Texas, however, has found a novel way to get some relief by partnering with a company that can monetize the “specialty plate,” in turn delivering more revenue to the state then one might ever have imagined.
, an Austin-based company that designs specialty license plates, is an exclusive vendor for the Texas Department of Motor Vehicles.
From “Lone Star” themes and a rainbow of colors to collegiate designs and charity plates, My Plates offers a broad selection – a crucial move to its prosperous livelihood.
Steve Farrar, the president of My Plates, sat down for an interview with Digital Journal to talk about his company, its achievements and what the future holds for this specialty plate producer.
Vendor Reacts to Marketplace to Create Successful Program
The state’s relationship with My Plates came about because of the persistence and patience of Farrar and the willingness of state officials to think outside the box and embrace a program that would produce revenue for the state without costing tax payers a dime, Farrar explained.
My Plates has a 15-year contract with the state that is broken into three 5-year terms.
Farrar told the Digital Journal that the company must meet specific goals and revenue marks each term in order to be eligible for an extension on its contract. For example, in its first term My Plates must contribute $25 million in revenue back to the state.
“We have already contributed $12 million to the state fund, and that’s at 33 months,” he said. “So with where we are now, on track to deliver over $30 million in five years, I am very confident [the contract] will be extended.”
Farrar said he has encountered such success because of his company’s flexibility and ability to adapt to the ever-changing market. Private sector companies like My Plates are nimble, and this agility allows them to easily adjust to any situation and create a winning recipe on the marketing front.
One example of this is its partnership with dozens of auto dealerships across the state.
Essentially, My Plates has offered dealerships free vouchers that they can give to customers upon the purchase of a car, which can be used for a free specialty plate (the voucher covers the cost of the plate for one year).
“The dealerships have no financial obligation to us; they make the sale, and as the cherry on top can offer their customer a free specialty plate for one year,” he said. “We figured people customize everything else on their car- the interior, color, size, make and model- why not add the custom plate at no cost to them?”
Farrar said it was a great way to reach out to new customers and offer its product in a risk-free way.
“It is a win-win, win-win situation- for customers, dealerships, the state and our company,” Farrar said. “It builds a strong relationship between the customer and the dealership, and encourages future revenue by offering drivers a free plate with the hopes they will renew in the following years.”
It has been a very successful venture, Farrar told the Digital Journal, and has added a great number of repeat customers who end up signing on to five and 10 year deals for its plates.
State Isn't the Only Winner
Beyond just finding innovative ways to raise revenue for the state, My Plates is also dedicating its efforts to donate back to charities and colleges across the nation.

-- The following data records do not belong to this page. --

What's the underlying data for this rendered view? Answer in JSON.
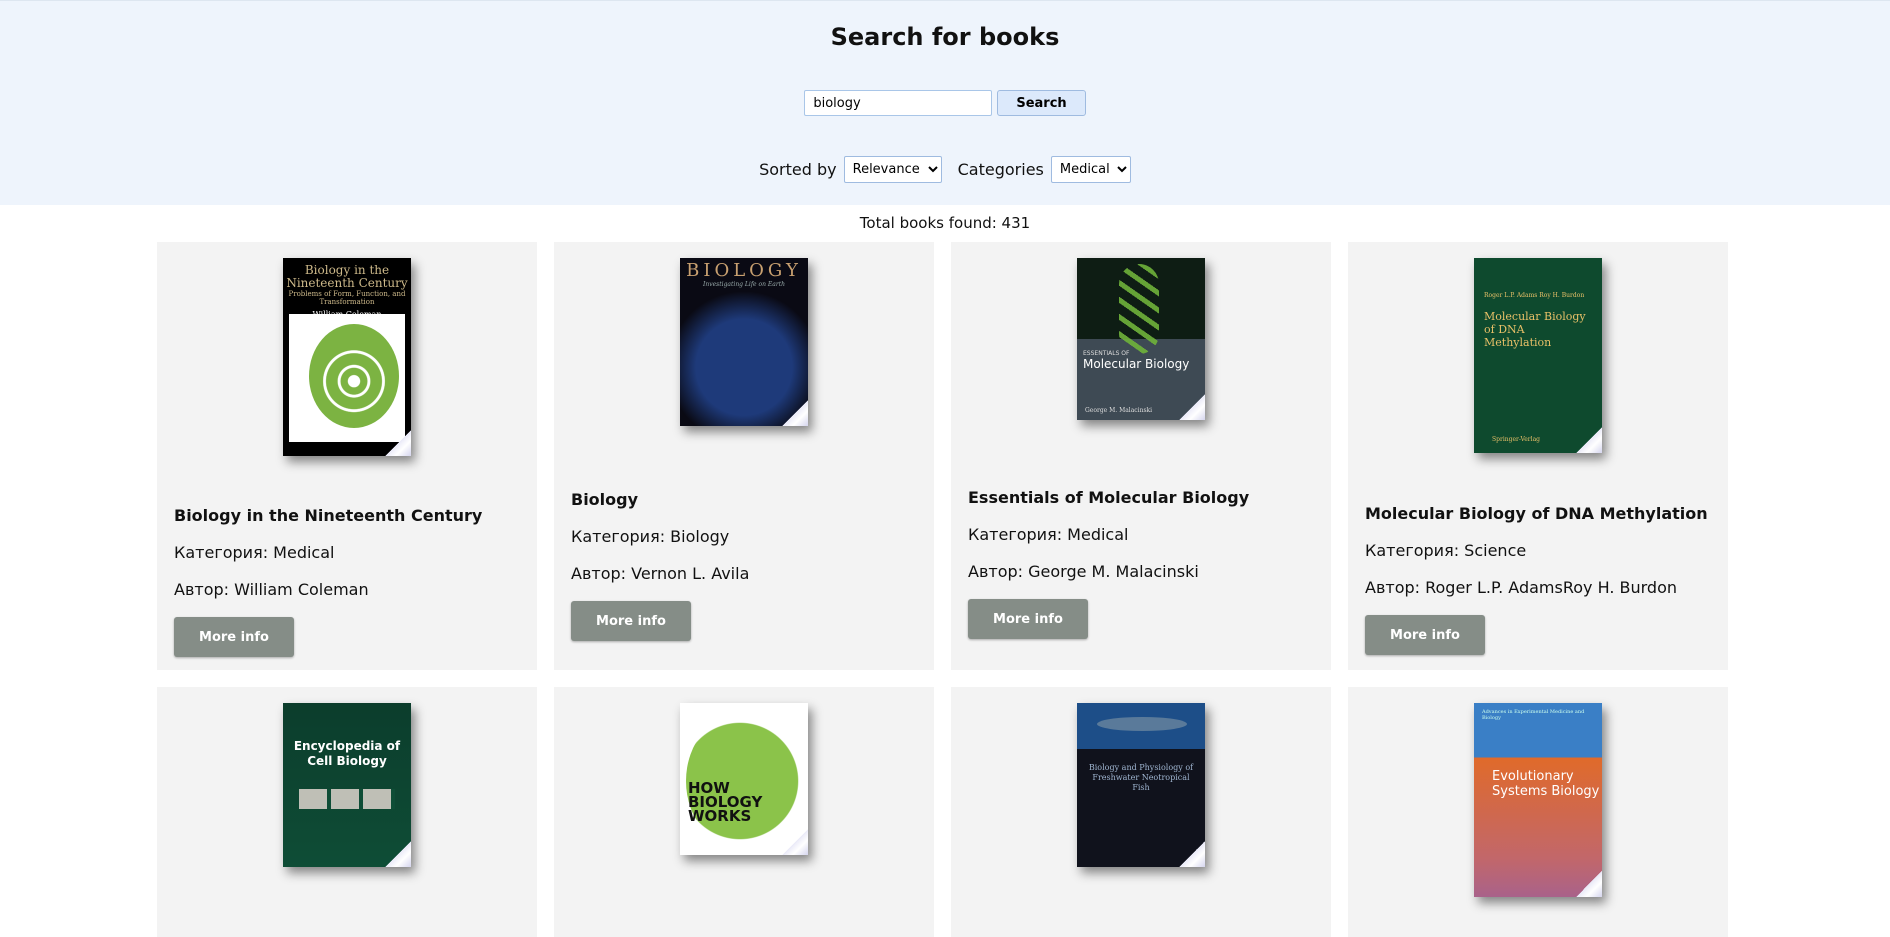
{
  "header": {
    "title": "Search for books",
    "search_value": "biology",
    "search_button": "Search",
    "sort_label": "Sorted by",
    "sort_selected": "Relevance",
    "categories_label": "Categories",
    "categories_selected": "Medical"
  },
  "results": {
    "total_text": "Total books found: 431"
  },
  "books": [
    {
      "title": "Biology in the Nineteenth Century",
      "category": "Категория: Medical",
      "author": "Автор: William Coleman",
      "more": "More info",
      "cover_title": "Biology in the Nineteenth Century",
      "cover_sub": "Problems of Form, Function, and Transformation",
      "cover_author": "William Coleman"
    },
    {
      "title": "Biology",
      "category": "Категория: Biology",
      "author": "Автор: Vernon L. Avila",
      "more": "More info",
      "cover_title": "BIOLOGY",
      "cover_sub": "Investigating Life on Earth"
    },
    {
      "title": "Essentials of Molecular Biology",
      "category": "Категория: Medical",
      "author": "Автор: George M. Malacinski",
      "more": "More info",
      "cover_title": "Molecular Biology",
      "cover_pre": "ESSENTIALS OF",
      "cover_author": "George M. Malacinski"
    },
    {
      "title": "Molecular Biology of DNA Methylation",
      "category": "Категория: Science",
      "author": "Автор: Roger L.P. AdamsRoy H. Burdon",
      "more": "More info",
      "cover_title": "Molecular Biology of DNA Methylation",
      "cover_author": "Roger L.P. Adams Roy H. Burdon",
      "cover_pub": "Springer-Verlag"
    },
    {
      "cover_title": "Encyclopedia of Cell Biology"
    },
    {
      "cover_title": "HOW BIOLOGY WORKS"
    },
    {
      "cover_title": "Biology and Physiology of Freshwater Neotropical Fish"
    },
    {
      "cover_title": "Evolutionary Systems Biology",
      "cover_sub": "Advances in Experimental Medicine and Biology"
    }
  ]
}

Their website gives customers the option to browse a plethora of agencies
which will benefit through the purchase of a specialty plate. From education funds to medical research, the National Breast Cancer Foundation and the World Wildlife Fund, they offer over 100 plates, available for cars, motorcycles and trailers, that each benefit a different state fund, charity, or national cause.
One of its biggest ventures just this month has been supporting the medical research for a cure of breast cancer. For all of September, Farrar told the Digital Journal that My Plates will donate $10 to the National Breast Cancer Foundation for every “Pink” plate sold.
In addition to supporting charitable causes, My Plates also offers a variety of collegiate-themed plates that benefit university scholarship funds.
In the spirit of competition, they have broken the colleges up into “divisions” much as they are in real life, and which ever university sells 100 plates in first will receive $2,000 from My Plates for scholarship funds. Additionally, any schools that reach the 100 plate mark after the winner is declared will still receive $1,000 for scholarship funds.
To check how your school is doing, visit the “Plate Playoffs
The business venture embarked upon by Farrar with My Plates has surely seen a great deal of success in each one of its outlets in just the few short years it has been operating.
“There is a whole host of reasons as to why people buy,” he said. “Birthdays, graduation, anniversaries, even to support their college or sports teams. People already customize their car, so why not take it one step further and add your own personal signature.”
With a great amount of revenue planned to be added into the state fund, it’s a wonder why other states have yet to approach Farrar with proposals of expansion.
“In a formal sense, no, I have not been approached by representatives of other states,” he said. “There have been some brief inquiries, but right now our focus is on Texas. We want to make sure this program is the best it can be here before we expand to other states.”
Farrar said one of the main pillars of his business was providing impeccable customer service, another main reason why he wants to keep its focus in the Lone Star State.
Is My Plates looking at other states to expand?
“[Legislators in Texas] were the ones who stepped forward and offered this partnership,” he said. “Our goal is to revive the economy there and contribute as much as we can back to the state. We’re not taking our focus off them until we accomplish that.”